“Cartoon showing Pres. Grant helping female personification of America out of the wreckage of Wall Street, saying ‘I am glad to see that you are not seriously hurt. The houses in this 'Street' have been shaky and on false bases for a long time’.”This is another entry in the “The More Things Change” file ... The Panic of 1873 was a “severe nationwide economic depression” caused (in part) by the unintended consequences of short-sighted federal monetary policy. Congress moved the U.S. from a silver- and gold- backed currency to a gold-only backed currency. The move triggered a national sell-off in silver positions and led to the demise of at least one well established banking house (Jay Cooke and Company).
The parallel is not exact, of course, but the recent downturn in the housing and credit markets has arguably been exacerbated by the easy money policy of the Fed: by keeping interest rates low, the Fed increased the supply and thereby drove down the price of credit, leading lenders to lend more and borrowers to borrow more (since both lending and borrowing had become comparatively cheap).
And then there’s the byline of this November 3, 1907 New York Times article explaining the Panic of ’73:
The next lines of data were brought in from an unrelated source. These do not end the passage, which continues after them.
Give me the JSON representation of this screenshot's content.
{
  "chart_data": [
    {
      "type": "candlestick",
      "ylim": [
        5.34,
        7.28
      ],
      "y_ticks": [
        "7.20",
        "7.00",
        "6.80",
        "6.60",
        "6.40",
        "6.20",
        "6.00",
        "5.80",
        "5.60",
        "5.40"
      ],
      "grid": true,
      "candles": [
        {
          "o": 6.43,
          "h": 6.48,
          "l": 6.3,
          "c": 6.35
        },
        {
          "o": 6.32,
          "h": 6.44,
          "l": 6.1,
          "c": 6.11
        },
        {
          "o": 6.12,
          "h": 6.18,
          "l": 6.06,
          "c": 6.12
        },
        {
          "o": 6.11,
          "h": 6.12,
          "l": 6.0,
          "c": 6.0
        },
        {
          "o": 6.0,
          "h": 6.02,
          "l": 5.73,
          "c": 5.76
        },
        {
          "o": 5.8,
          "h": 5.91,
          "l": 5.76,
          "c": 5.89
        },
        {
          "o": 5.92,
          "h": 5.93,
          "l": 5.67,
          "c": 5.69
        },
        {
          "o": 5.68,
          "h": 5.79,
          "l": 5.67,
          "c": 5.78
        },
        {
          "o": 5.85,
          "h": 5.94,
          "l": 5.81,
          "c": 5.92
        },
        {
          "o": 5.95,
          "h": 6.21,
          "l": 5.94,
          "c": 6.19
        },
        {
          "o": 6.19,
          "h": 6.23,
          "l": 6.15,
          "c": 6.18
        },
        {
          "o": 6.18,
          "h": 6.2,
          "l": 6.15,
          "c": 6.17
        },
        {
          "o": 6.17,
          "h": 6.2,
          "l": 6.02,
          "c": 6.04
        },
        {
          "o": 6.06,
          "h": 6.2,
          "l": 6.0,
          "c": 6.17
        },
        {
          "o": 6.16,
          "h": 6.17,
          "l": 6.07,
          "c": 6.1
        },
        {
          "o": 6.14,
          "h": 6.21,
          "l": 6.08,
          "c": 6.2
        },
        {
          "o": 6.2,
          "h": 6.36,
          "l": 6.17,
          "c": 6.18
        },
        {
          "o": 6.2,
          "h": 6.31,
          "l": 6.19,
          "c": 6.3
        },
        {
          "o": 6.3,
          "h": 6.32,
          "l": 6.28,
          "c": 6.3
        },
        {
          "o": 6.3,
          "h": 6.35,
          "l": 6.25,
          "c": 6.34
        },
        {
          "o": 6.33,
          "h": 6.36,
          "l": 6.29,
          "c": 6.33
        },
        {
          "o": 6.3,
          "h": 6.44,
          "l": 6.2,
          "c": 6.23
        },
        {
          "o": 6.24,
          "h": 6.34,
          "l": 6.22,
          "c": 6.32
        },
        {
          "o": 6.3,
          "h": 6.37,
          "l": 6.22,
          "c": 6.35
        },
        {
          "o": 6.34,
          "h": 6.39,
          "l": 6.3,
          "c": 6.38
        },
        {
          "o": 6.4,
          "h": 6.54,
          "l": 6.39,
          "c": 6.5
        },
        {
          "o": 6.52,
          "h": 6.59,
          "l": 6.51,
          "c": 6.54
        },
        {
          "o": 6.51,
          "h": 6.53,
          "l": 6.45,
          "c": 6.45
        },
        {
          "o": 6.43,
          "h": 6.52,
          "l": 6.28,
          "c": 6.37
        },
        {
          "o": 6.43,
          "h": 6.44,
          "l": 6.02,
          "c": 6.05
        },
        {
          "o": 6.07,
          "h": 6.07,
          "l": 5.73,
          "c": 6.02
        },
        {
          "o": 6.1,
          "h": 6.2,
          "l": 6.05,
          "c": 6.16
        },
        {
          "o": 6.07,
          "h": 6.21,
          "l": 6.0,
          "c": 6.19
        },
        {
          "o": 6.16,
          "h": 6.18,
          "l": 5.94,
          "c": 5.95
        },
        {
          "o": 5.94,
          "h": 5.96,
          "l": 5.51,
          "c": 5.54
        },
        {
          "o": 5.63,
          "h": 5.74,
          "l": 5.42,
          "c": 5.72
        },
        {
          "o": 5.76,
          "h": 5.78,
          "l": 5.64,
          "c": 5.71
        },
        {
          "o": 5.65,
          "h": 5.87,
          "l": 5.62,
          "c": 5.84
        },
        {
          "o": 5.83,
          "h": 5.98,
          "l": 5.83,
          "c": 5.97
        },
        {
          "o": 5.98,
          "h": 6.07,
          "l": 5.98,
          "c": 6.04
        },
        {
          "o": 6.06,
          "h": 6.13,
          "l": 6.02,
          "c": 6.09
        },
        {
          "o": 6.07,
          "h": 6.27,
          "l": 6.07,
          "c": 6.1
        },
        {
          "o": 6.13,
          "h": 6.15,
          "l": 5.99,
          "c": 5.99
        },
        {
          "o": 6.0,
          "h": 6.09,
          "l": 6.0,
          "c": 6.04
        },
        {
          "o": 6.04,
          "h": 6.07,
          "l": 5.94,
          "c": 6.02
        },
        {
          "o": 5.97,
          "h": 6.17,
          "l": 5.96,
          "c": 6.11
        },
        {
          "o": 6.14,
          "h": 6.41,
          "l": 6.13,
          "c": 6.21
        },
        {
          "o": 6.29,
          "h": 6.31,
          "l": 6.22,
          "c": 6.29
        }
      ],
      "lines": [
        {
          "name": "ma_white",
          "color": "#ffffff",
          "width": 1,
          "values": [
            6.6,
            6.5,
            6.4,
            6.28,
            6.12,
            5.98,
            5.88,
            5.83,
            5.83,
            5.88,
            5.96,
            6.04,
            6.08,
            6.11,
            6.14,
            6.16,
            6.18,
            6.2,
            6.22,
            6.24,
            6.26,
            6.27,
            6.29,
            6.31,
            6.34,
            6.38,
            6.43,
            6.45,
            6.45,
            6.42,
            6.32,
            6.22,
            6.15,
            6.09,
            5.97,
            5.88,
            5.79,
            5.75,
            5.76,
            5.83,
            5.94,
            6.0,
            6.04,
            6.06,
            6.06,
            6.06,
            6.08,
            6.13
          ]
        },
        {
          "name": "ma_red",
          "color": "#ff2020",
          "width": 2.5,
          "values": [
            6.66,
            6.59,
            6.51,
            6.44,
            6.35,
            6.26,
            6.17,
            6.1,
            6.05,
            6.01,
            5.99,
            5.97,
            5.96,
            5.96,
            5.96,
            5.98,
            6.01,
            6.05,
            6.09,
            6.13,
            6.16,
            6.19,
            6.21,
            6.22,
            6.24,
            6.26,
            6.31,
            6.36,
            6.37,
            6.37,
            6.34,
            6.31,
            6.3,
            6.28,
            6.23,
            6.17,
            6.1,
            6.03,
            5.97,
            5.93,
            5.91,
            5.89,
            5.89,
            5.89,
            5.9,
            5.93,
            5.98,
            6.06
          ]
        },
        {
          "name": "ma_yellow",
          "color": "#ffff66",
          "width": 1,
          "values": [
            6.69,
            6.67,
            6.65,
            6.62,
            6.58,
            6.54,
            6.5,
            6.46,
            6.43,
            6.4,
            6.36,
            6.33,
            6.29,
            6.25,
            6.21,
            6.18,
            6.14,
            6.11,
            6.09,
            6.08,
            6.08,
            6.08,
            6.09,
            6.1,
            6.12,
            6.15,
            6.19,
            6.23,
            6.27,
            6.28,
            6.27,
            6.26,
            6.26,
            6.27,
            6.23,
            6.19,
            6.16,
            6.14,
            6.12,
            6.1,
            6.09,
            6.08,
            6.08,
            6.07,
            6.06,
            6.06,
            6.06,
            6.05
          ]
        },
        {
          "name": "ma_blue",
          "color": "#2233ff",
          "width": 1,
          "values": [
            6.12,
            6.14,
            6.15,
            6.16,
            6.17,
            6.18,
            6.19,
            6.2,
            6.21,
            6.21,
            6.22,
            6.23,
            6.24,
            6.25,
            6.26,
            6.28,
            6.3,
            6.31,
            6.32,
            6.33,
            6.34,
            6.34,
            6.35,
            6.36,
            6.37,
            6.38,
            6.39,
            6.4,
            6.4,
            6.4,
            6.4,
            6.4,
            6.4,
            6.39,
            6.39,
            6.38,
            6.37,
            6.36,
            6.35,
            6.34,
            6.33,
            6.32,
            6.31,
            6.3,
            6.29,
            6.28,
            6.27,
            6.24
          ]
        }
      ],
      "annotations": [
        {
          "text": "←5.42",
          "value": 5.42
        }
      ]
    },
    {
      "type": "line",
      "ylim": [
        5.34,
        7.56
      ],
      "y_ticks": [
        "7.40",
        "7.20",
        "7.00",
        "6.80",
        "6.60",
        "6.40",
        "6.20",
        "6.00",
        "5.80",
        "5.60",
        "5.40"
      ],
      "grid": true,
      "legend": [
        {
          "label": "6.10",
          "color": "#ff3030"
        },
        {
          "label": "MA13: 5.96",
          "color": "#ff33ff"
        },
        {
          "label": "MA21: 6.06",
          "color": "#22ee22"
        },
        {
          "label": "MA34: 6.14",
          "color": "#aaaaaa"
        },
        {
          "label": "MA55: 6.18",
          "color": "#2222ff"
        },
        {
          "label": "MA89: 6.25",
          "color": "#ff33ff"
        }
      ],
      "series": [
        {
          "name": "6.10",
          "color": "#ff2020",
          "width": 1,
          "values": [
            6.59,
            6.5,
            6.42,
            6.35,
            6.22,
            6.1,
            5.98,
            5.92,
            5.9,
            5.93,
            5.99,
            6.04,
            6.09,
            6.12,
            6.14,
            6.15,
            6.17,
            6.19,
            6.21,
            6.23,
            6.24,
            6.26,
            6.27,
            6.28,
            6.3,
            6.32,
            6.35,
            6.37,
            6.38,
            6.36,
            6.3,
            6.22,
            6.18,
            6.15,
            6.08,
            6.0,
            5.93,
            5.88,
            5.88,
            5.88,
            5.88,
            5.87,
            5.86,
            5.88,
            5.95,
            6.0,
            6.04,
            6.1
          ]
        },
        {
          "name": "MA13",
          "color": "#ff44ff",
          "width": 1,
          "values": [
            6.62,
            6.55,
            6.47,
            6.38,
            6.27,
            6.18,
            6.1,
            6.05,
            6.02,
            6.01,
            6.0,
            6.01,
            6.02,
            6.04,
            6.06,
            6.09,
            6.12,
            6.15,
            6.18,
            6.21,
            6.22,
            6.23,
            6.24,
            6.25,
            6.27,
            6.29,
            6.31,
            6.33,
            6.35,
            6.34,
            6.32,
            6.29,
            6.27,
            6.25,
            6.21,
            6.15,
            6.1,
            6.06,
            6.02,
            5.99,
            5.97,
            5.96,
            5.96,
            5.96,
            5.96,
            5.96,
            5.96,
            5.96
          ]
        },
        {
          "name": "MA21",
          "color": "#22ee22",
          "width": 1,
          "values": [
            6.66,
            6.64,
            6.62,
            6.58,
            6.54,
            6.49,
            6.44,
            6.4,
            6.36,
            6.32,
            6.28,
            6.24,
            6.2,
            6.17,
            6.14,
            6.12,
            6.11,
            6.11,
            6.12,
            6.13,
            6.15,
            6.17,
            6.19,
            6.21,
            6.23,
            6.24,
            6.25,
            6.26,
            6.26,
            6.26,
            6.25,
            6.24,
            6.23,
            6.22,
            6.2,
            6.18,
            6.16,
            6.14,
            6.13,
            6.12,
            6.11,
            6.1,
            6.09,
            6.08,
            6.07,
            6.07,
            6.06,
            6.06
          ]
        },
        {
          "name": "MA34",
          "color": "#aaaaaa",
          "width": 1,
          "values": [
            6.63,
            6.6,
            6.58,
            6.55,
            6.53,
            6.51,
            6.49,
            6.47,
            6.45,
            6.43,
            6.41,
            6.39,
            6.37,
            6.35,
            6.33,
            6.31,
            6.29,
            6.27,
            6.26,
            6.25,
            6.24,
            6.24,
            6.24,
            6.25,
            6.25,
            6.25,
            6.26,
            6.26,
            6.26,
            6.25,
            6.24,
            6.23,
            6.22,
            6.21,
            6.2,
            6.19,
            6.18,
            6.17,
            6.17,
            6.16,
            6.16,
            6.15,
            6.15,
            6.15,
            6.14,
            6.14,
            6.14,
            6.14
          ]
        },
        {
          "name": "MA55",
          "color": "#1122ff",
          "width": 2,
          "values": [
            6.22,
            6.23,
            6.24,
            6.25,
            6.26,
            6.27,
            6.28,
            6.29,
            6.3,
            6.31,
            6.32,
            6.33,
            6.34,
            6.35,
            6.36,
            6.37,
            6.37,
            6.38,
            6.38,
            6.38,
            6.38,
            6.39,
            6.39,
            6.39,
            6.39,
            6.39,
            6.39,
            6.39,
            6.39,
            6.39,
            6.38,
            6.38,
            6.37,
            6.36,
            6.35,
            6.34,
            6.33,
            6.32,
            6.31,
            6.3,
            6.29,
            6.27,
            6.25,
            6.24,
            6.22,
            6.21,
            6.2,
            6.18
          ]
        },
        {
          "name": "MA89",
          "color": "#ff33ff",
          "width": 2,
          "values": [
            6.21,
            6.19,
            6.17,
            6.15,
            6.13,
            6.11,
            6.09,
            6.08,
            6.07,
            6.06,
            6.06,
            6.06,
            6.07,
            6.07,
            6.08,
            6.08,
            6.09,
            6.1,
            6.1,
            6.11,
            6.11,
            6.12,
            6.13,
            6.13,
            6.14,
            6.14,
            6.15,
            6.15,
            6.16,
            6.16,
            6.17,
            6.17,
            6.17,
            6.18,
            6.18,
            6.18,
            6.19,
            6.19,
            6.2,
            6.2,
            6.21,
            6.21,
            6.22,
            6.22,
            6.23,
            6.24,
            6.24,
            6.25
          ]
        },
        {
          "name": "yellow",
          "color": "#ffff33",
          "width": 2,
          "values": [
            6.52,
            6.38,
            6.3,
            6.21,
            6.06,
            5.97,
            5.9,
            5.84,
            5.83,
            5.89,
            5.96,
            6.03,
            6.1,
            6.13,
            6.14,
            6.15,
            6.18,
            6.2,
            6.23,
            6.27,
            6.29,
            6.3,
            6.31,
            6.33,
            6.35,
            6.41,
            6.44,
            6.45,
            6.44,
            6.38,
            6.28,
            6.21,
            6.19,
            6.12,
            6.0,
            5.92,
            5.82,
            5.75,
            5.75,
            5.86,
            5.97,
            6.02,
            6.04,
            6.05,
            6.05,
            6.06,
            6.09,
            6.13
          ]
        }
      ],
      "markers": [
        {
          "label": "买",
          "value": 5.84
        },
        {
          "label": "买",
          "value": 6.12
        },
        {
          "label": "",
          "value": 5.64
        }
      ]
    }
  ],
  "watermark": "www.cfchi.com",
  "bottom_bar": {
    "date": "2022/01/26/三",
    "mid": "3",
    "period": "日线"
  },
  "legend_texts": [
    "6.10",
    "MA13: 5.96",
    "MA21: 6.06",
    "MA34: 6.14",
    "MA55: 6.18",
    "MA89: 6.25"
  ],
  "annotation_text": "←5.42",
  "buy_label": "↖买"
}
“It was Then the Era of Paper Money, So That the Great Credits Which Were Created Had No Currency Basis.”‘Nuff said.